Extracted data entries

-=-=-=-=-

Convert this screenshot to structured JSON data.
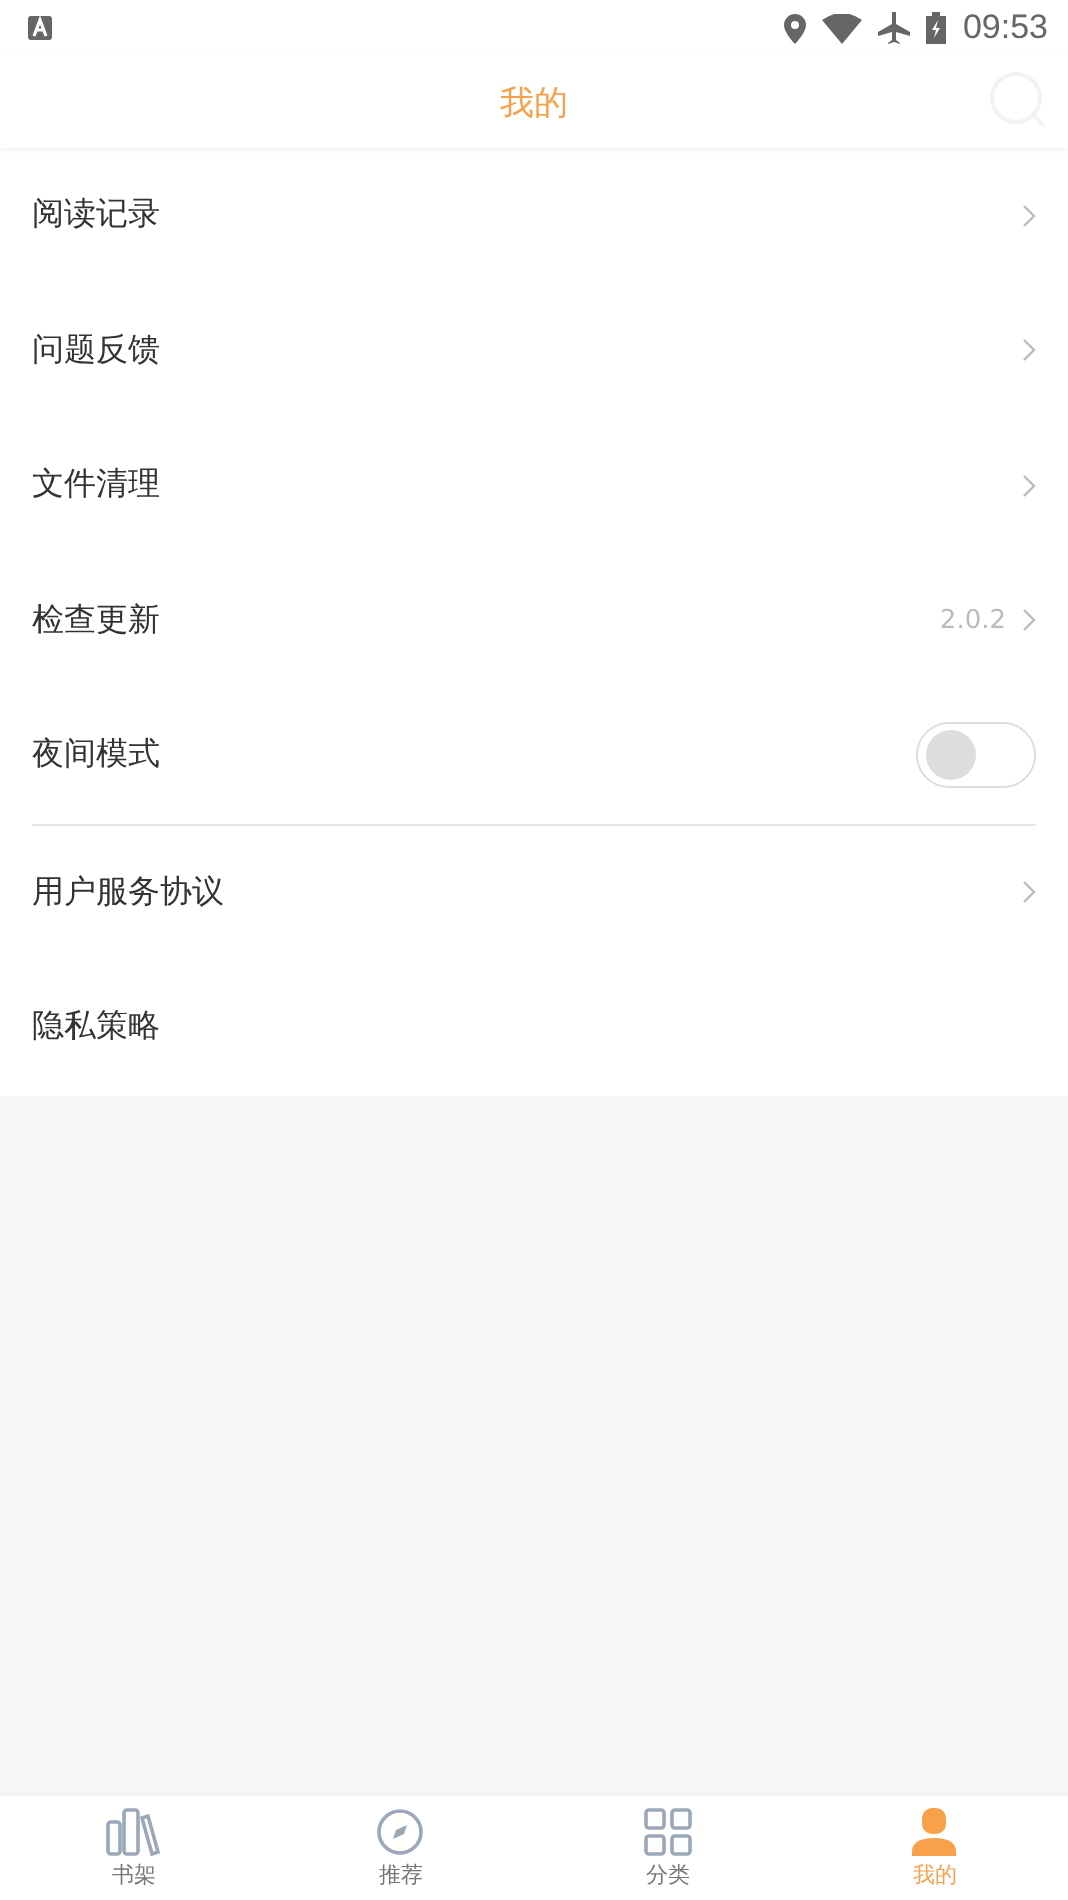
{
  "status_bar": {
    "time": "09:53"
  },
  "header": {
    "title": "我的"
  },
  "menu_groups": [
    {
      "items": [
        {
          "label": "阅读记录",
          "kind": "link"
        },
        {
          "label": "问题反馈",
          "kind": "link"
        },
        {
          "label": "文件清理",
          "kind": "link"
        },
        {
          "label": "检查更新",
          "kind": "value",
          "value": "2.0.2"
        },
        {
          "label": "夜间模式",
          "kind": "toggle",
          "on": false
        }
      ]
    },
    {
      "items": [
        {
          "label": "用户服务协议",
          "kind": "link"
        },
        {
          "label": "隐私策略",
          "kind": "plain"
        }
      ]
    }
  ],
  "tab_bar": [
    {
      "label": "书架",
      "kind": "books",
      "selected": false
    },
    {
      "label": "推荐",
      "kind": "compass",
      "selected": false
    },
    {
      "label": "分类",
      "kind": "grid",
      "selected": false
    },
    {
      "label": "我的",
      "kind": "person",
      "selected": true
    }
  ]
}
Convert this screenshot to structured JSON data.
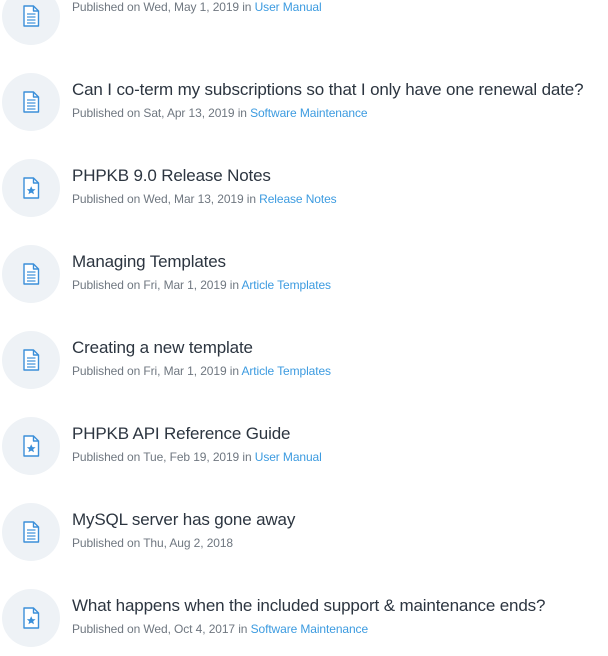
{
  "articles": [
    {
      "icon": "document-icon",
      "title": "",
      "meta_prefix": "Published on Wed, May 1, 2019",
      "in_label": " in ",
      "category": "User Manual"
    },
    {
      "icon": "document-icon",
      "title": "Can I co-term my subscriptions so that I only have one renewal date?",
      "meta_prefix": "Published on Sat, Apr 13, 2019",
      "in_label": " in ",
      "category": "Software Maintenance"
    },
    {
      "icon": "starred-document-icon",
      "title": "PHPKB 9.0 Release Notes",
      "meta_prefix": "Published on Wed, Mar 13, 2019",
      "in_label": " in ",
      "category": "Release Notes"
    },
    {
      "icon": "document-icon",
      "title": "Managing Templates",
      "meta_prefix": "Published on Fri, Mar 1, 2019",
      "in_label": " in ",
      "category": "Article Templates"
    },
    {
      "icon": "document-icon",
      "title": "Creating a new template",
      "meta_prefix": "Published on Fri, Mar 1, 2019",
      "in_label": " in ",
      "category": "Article Templates"
    },
    {
      "icon": "starred-document-icon",
      "title": "PHPKB API Reference Guide",
      "meta_prefix": "Published on Tue, Feb 19, 2019",
      "in_label": " in ",
      "category": "User Manual"
    },
    {
      "icon": "document-icon",
      "title": "MySQL server has gone away",
      "meta_prefix": "Published on Thu, Aug 2, 2018",
      "in_label": "",
      "category": ""
    },
    {
      "icon": "starred-document-icon",
      "title": "What happens when the included support & maintenance ends?",
      "meta_prefix": "Published on Wed, Oct 4, 2017",
      "in_label": " in ",
      "category": "Software Maintenance"
    }
  ],
  "colors": {
    "icon_blue": "#3b8fd9",
    "link_blue": "#3c9be0",
    "title_text": "#2c3540",
    "meta_text": "#6f7780",
    "badge_bg": "#eef2f6"
  }
}
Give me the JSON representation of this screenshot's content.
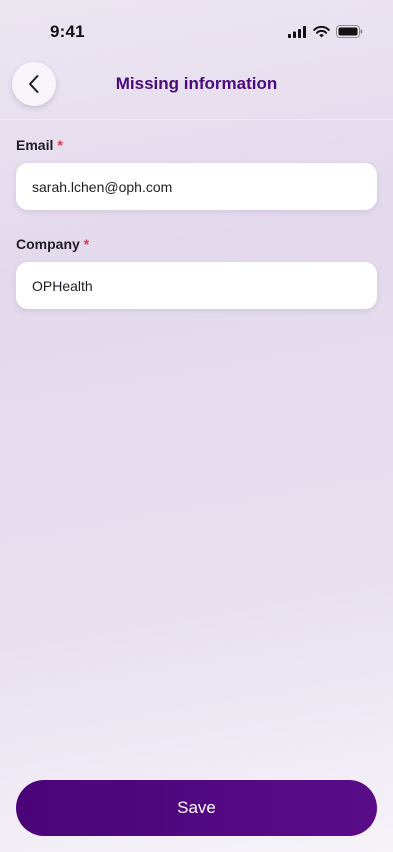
{
  "status_bar": {
    "time": "9:41"
  },
  "header": {
    "title": "Missing information"
  },
  "form": {
    "email": {
      "label": "Email",
      "required_mark": "*",
      "value": "sarah.lchen@oph.com"
    },
    "company": {
      "label": "Company",
      "required_mark": "*",
      "value": "OPHealth"
    }
  },
  "footer": {
    "save_label": "Save"
  },
  "colors": {
    "accent": "#4b0a7e",
    "required": "#e0364a",
    "button": "#500880"
  }
}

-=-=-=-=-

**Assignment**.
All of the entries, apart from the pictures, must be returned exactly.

**Solution to this task**.
Convert this screenshot to structured JSON data.
{
  "status_bar": {
    "time": "09:53"
  },
  "header": {
    "title": "我的"
  },
  "menu_groups": [
    {
      "items": [
        {
          "label": "阅读记录",
          "kind": "link"
        },
        {
          "label": "问题反馈",
          "kind": "link"
        },
        {
          "label": "文件清理",
          "kind": "link"
        },
        {
          "label": "检查更新",
          "kind": "value",
          "value": "2.0.2"
        },
        {
          "label": "夜间模式",
          "kind": "toggle",
          "on": false
        }
      ]
    },
    {
      "items": [
        {
          "label": "用户服务协议",
          "kind": "link"
        },
        {
          "label": "隐私策略",
          "kind": "plain"
        }
      ]
    }
  ],
  "tab_bar": [
    {
      "label": "书架",
      "kind": "books",
      "selected": false
    },
    {
      "label": "推荐",
      "kind": "compass",
      "selected": false
    },
    {
      "label": "分类",
      "kind": "grid",
      "selected": false
    },
    {
      "label": "我的",
      "kind": "person",
      "selected": true
    }
  ]
}
Convert this screenshot to structured JSON data.
{
  "articles": [
    {
      "icon": "document-icon",
      "title": "",
      "meta_prefix": "Published on Wed, May 1, 2019",
      "in_label": " in ",
      "category": "User Manual"
    },
    {
      "icon": "document-icon",
      "title": "Can I co-term my subscriptions so that I only have one renewal date?",
      "meta_prefix": "Published on Sat, Apr 13, 2019",
      "in_label": " in ",
      "category": "Software Maintenance"
    },
    {
      "icon": "starred-document-icon",
      "title": "PHPKB 9.0 Release Notes",
      "meta_prefix": "Published on Wed, Mar 13, 2019",
      "in_label": " in ",
      "category": "Release Notes"
    },
    {
      "icon": "document-icon",
      "title": "Managing Templates",
      "meta_prefix": "Published on Fri, Mar 1, 2019",
      "in_label": " in ",
      "category": "Article Templates"
    },
    {
      "icon": "document-icon",
      "title": "Creating a new template",
      "meta_prefix": "Published on Fri, Mar 1, 2019",
      "in_label": " in ",
      "category": "Article Templates"
    },
    {
      "icon": "starred-document-icon",
      "title": "PHPKB API Reference Guide",
      "meta_prefix": "Published on Tue, Feb 19, 2019",
      "in_label": " in ",
      "category": "User Manual"
    },
    {
      "icon": "document-icon",
      "title": "MySQL server has gone away",
      "meta_prefix": "Published on Thu, Aug 2, 2018",
      "in_label": "",
      "category": ""
    },
    {
      "icon": "starred-document-icon",
      "title": "What happens when the included support & maintenance ends?",
      "meta_prefix": "Published on Wed, Oct 4, 2017",
      "in_label": " in ",
      "category": "Software Maintenance"
    }
  ],
  "colors": {
    "icon_blue": "#3b8fd9",
    "link_blue": "#3c9be0",
    "title_text": "#2c3540",
    "meta_text": "#6f7780",
    "badge_bg": "#eef2f6"
  }
}
Give me the JSON representation of this screenshot's content.
{
  "status_bar": {
    "time": "9:41"
  },
  "header": {
    "title": "Missing information"
  },
  "form": {
    "email": {
      "label": "Email",
      "required_mark": "*",
      "value": "sarah.lchen@oph.com"
    },
    "company": {
      "label": "Company",
      "required_mark": "*",
      "value": "OPHealth"
    }
  },
  "footer": {
    "save_label": "Save"
  },
  "colors": {
    "accent": "#4b0a7e",
    "required": "#e0364a",
    "button": "#500880"
  }
}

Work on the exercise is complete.